Without giving too much away for legality reasons, about 40-50% of my test was priority questions. The other half was a random assortment of questions like infection control, maternity, psych, general med-surg, etc. I had 2 med calc questions and only a handful of pharm questions.

How many questions did you get?

I got all 265 questions.

How long is the exam?

You get a maximum of 6 hours to take the entire exam. This 6 hours includes scheduled and unscheduled breaks.

How exactly does the NCLEX-RN scoring system work?

Click here to read exactly how the NCLEX-RN exam works. This link will take you directly to the National Council of State Boards of Nursing website. There is much anxiety amongst nursing students correlating the number of questions they get and whether they passed or failed. This site will truthfully inform you about how the test works.

When did you find out your score?

I took the exam on Thursday, June 30 and found out I passed on Saturday, July 2.

How did you find out you passed?
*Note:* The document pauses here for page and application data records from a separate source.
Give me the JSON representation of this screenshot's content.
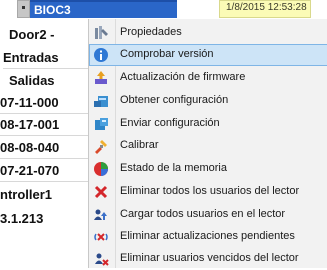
{
  "topbar": {
    "device_name": "BIOC3",
    "datetime": "1/8/2015 12:53:28"
  },
  "left_column": {
    "cells": [
      "Door2 -",
      "Entradas",
      "Salidas",
      "07-11-000",
      "08-17-001",
      "08-08-040",
      "07-21-070",
      "ntroller1",
      "3.1.213"
    ]
  },
  "context_menu": {
    "items": [
      {
        "label": "Propiedades",
        "icon": "properties-icon"
      },
      {
        "label": "Comprobar versión",
        "icon": "info-icon"
      },
      {
        "label": "Actualización de firmware",
        "icon": "firmware-update-icon"
      },
      {
        "label": "Obtener configuración",
        "icon": "get-config-icon"
      },
      {
        "label": "Enviar configuración",
        "icon": "send-config-icon"
      },
      {
        "label": "Calibrar",
        "icon": "calibrate-icon"
      },
      {
        "label": "Estado de la memoria",
        "icon": "memory-status-icon"
      },
      {
        "label": "Eliminar todos los usuarios del lector",
        "icon": "delete-users-icon"
      },
      {
        "label": "Cargar todos usuarios en el lector",
        "icon": "upload-users-icon"
      },
      {
        "label": "Eliminar actualizaciones pendientes",
        "icon": "delete-pending-icon"
      },
      {
        "label": "Eliminar usuarios vencidos del lector",
        "icon": "delete-expired-users-icon"
      }
    ]
  },
  "colors": {
    "highlight": "#cde4f7",
    "header_blue": "#2a66c8",
    "datetime_bg": "#fbfbb6"
  }
}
I visited the PearsonVUE website (PearsonVUE is responsible for the NCLEX-RN testing) and paid approximately $8 USD for the Quick Results. If you don’t want to pay for the Quick Results, other people just visit their respective state board’s website and search their name to see if their license if up and active.
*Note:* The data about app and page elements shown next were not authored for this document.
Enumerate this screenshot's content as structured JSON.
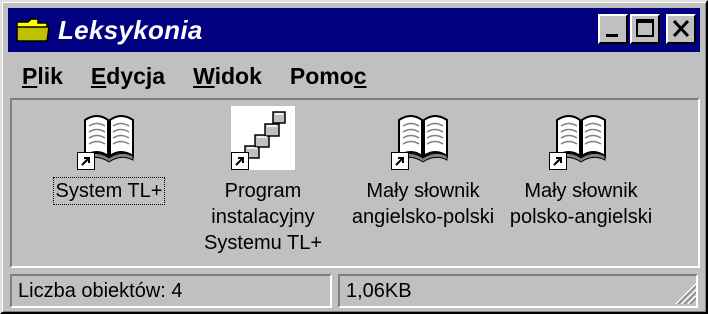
{
  "window": {
    "title": "Leksykonia"
  },
  "menu": {
    "items": [
      {
        "pre": "",
        "accel": "P",
        "post": "lik"
      },
      {
        "pre": "",
        "accel": "E",
        "post": "dycja"
      },
      {
        "pre": "",
        "accel": "W",
        "post": "idok"
      },
      {
        "pre": "Pomo",
        "accel": "c",
        "post": ""
      }
    ]
  },
  "icons": [
    {
      "label": "System TL+",
      "icon": "book-icon",
      "focused": true
    },
    {
      "label": "Program\ninstalacyjny\nSystemu TL+",
      "icon": "setup-icon",
      "focused": false
    },
    {
      "label": "Mały słownik\nangielsko-polski",
      "icon": "book-icon",
      "focused": false
    },
    {
      "label": "Mały słownik\npolsko-angielski",
      "icon": "book-icon",
      "focused": false
    }
  ],
  "statusbar": {
    "objects": "Liczba obiektów: 4",
    "size": "1,06KB"
  },
  "colors": {
    "titlebar": "#000080",
    "face": "#c0c0c0"
  }
}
What are some common misconceptions about the NCLEX-RN?

Click here to visit a link that will dispel some common myths. (It’s 2 pages, so don’t forget to click over to the next page. It’s easy to miss.)

It’s important not to get worked up about the number of questions you had. Whether you get the minimum of 75 or the maximum 265, that says absolutely nothing about whether you passed or failed. People pass and fail at 75 questions just as they pass and fail at 265 questions.

How did you feel after the exam?

Like I failed. I heard that this feeling is more common than not though. I felt like I didn’t do well at all, but I passed. And so will you. You’re smarter than you think.

Any advice for upcoming test takers?

Yes, I have a few pieces of advice:

  • Nursing school is nothing like the NCLEX-RN and vice versa. For each one, you must prepare a different way. Don’t rely on answering questions on the NCLEX-RN like you would on tests in nursing school.
  • Work at your own pace. People will tell you to take the NCLEX-RN as soon as you can. Why? Not everyone is the same. Some people need more time to study than others. Who is anyone to rush someone to take the most important exam of their lives? I would suggest taking approximately 6 weeks to study content and answer questions.
  • Don’t doubt yourself (even though you probably will). After taking the exam, I was in a serious mood. Like, I couldn’t take my mind off of anything else except knowing without a doubt that I had failed and that I would have to take it again. When I saw my results, I couldn’t believe it! It was the most amazing feeling to finally be a registered nurse.


After the NCLEX-RN

I will be working as a Staff Nurse at Augusta University Medical Center (formerly GRU/GHSU/MCG) starting in mid-July. I will keep you guys appraised of my new career!

In a year or so, I plan on pursing a higher career as a Nurse Practitioner.

You are joining one of the most respected professions in all of the world! Good luck to all!


Below, I will link some resources to sites that have helped me throughout nursing school: – is a great source of emotional support for both nursing students and practicing nurses. – Medscape is great if you’re into keeping up with current events, both in nursing and in other medical fields. Also, if you’re looking for peer-reviewed articles, which I’m certain you nursing students will need, this site has them. They’re relatively easy reads and you don’t have to search all over the Internet for them. This is also a free app found both in the Apple Store (for iPhone/iPad) and on Google Play Store (for Android). – In all honesty, I used if I was feeling super lazy and didn’t feel like answering HESI test questions based upon my own knowledge. Granted, it’s not the best way to learn material, but it’s there for your use. We all use it. Don’t deny it. – I use the app more than the website because of its user-friendliness, but if you’re looking for a quick pharmacology guide and don’t want to carry around your dictionary of a drug book, then download this app. It’s free and has all the info you need.